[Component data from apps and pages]

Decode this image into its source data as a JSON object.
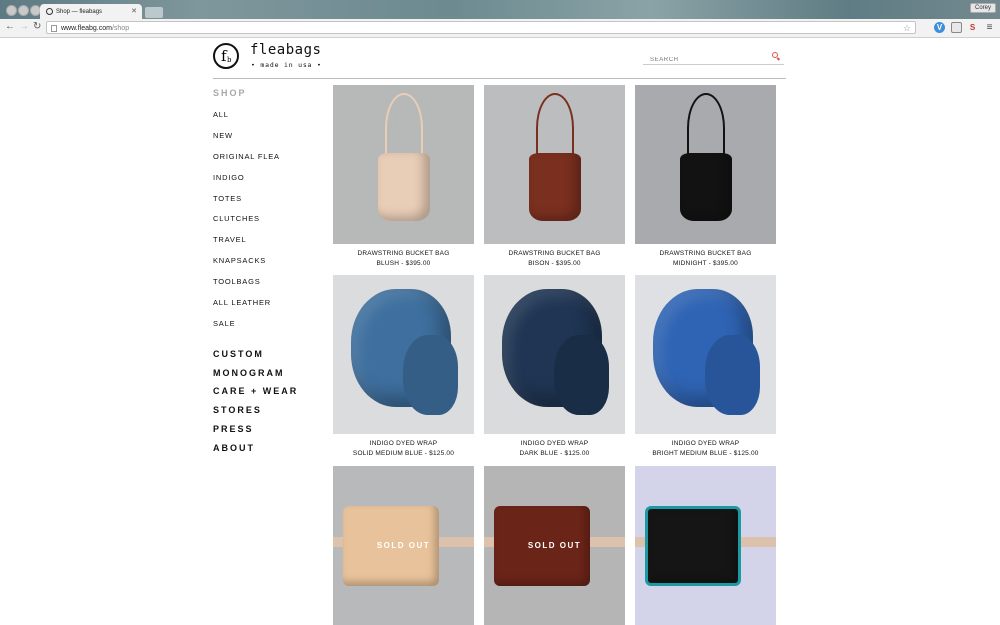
{
  "browser": {
    "tab_title": "Shop — fleabags",
    "url_host": "www.fleabg.com",
    "url_path": "/shop",
    "user": "Corey"
  },
  "brand": {
    "name": "fleabags",
    "tagline": "• made in usa •",
    "logo_letter": "f",
    "logo_sub": "b"
  },
  "search": {
    "placeholder": "SEARCH"
  },
  "sidebar": {
    "heading": "SHOP",
    "categories": [
      "ALL",
      "NEW",
      "ORIGINAL FLEA",
      "INDIGO",
      "TOTES",
      "CLUTCHES",
      "TRAVEL",
      "KNAPSACKS",
      "TOOLBAGS",
      "ALL LEATHER",
      "SALE"
    ],
    "links": [
      "CUSTOM",
      "MONOGRAM",
      "CARE + WEAR",
      "STORES",
      "PRESS",
      "ABOUT"
    ]
  },
  "products": [
    {
      "name": "DRAWSTRING BUCKET BAG",
      "variant": "BLUSH - $395.00",
      "kind": "bucket",
      "bg": "#b7b8b8",
      "color": "#e8cdb7"
    },
    {
      "name": "DRAWSTRING BUCKET BAG",
      "variant": "BISON - $395.00",
      "kind": "bucket",
      "bg": "#bcbdbf",
      "color": "#7a2f1f"
    },
    {
      "name": "DRAWSTRING BUCKET BAG",
      "variant": "MIDNIGHT - $395.00",
      "kind": "bucket",
      "bg": "#a9aaad",
      "color": "#121212"
    },
    {
      "name": "INDIGO DYED WRAP",
      "variant": "SOLID MEDIUM BLUE - $125.00",
      "kind": "scarf",
      "bg": "#dadcde",
      "color": "#3e6f9e"
    },
    {
      "name": "INDIGO DYED WRAP",
      "variant": "DARK BLUE - $125.00",
      "kind": "scarf",
      "bg": "#d9dbdd",
      "color": "#1f3553"
    },
    {
      "name": "INDIGO DYED WRAP",
      "variant": "BRIGHT MEDIUM BLUE - $125.00",
      "kind": "scarf",
      "bg": "#dee0e3",
      "color": "#2f64b4"
    },
    {
      "name": "",
      "variant": "",
      "kind": "wallet",
      "bg": "#b8b9ba",
      "color": "#e8c29a",
      "sold_out": "SOLD OUT"
    },
    {
      "name": "",
      "variant": "",
      "kind": "wallet",
      "bg": "#b5b5b6",
      "color": "#6b2418",
      "sold_out": "SOLD OUT"
    },
    {
      "name": "",
      "variant": "",
      "kind": "wallet",
      "bg": "#d3d4ea",
      "color": "#151515",
      "trim": "#1b9aa3"
    }
  ]
}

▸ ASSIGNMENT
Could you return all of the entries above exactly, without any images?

▸ SOLVED EXERCISE
Decode this image into its source data as a JSON object.
{
  "browser": {
    "tab_title": "Shop — fleabags",
    "url_host": "www.fleabg.com",
    "url_path": "/shop",
    "user": "Corey"
  },
  "brand": {
    "name": "fleabags",
    "tagline": "• made in usa •",
    "logo_letter": "f",
    "logo_sub": "b"
  },
  "search": {
    "placeholder": "SEARCH"
  },
  "sidebar": {
    "heading": "SHOP",
    "categories": [
      "ALL",
      "NEW",
      "ORIGINAL FLEA",
      "INDIGO",
      "TOTES",
      "CLUTCHES",
      "TRAVEL",
      "KNAPSACKS",
      "TOOLBAGS",
      "ALL LEATHER",
      "SALE"
    ],
    "links": [
      "CUSTOM",
      "MONOGRAM",
      "CARE + WEAR",
      "STORES",
      "PRESS",
      "ABOUT"
    ]
  },
  "products": [
    {
      "name": "DRAWSTRING BUCKET BAG",
      "variant": "BLUSH - $395.00",
      "kind": "bucket",
      "bg": "#b7b8b8",
      "color": "#e8cdb7"
    },
    {
      "name": "DRAWSTRING BUCKET BAG",
      "variant": "BISON - $395.00",
      "kind": "bucket",
      "bg": "#bcbdbf",
      "color": "#7a2f1f"
    },
    {
      "name": "DRAWSTRING BUCKET BAG",
      "variant": "MIDNIGHT - $395.00",
      "kind": "bucket",
      "bg": "#a9aaad",
      "color": "#121212"
    },
    {
      "name": "INDIGO DYED WRAP",
      "variant": "SOLID MEDIUM BLUE - $125.00",
      "kind": "scarf",
      "bg": "#dadcde",
      "color": "#3e6f9e"
    },
    {
      "name": "INDIGO DYED WRAP",
      "variant": "DARK BLUE - $125.00",
      "kind": "scarf",
      "bg": "#d9dbdd",
      "color": "#1f3553"
    },
    {
      "name": "INDIGO DYED WRAP",
      "variant": "BRIGHT MEDIUM BLUE - $125.00",
      "kind": "scarf",
      "bg": "#dee0e3",
      "color": "#2f64b4"
    },
    {
      "name": "",
      "variant": "",
      "kind": "wallet",
      "bg": "#b8b9ba",
      "color": "#e8c29a",
      "sold_out": "SOLD OUT"
    },
    {
      "name": "",
      "variant": "",
      "kind": "wallet",
      "bg": "#b5b5b6",
      "color": "#6b2418",
      "sold_out": "SOLD OUT"
    },
    {
      "name": "",
      "variant": "",
      "kind": "wallet",
      "bg": "#d3d4ea",
      "color": "#151515",
      "trim": "#1b9aa3"
    }
  ]
}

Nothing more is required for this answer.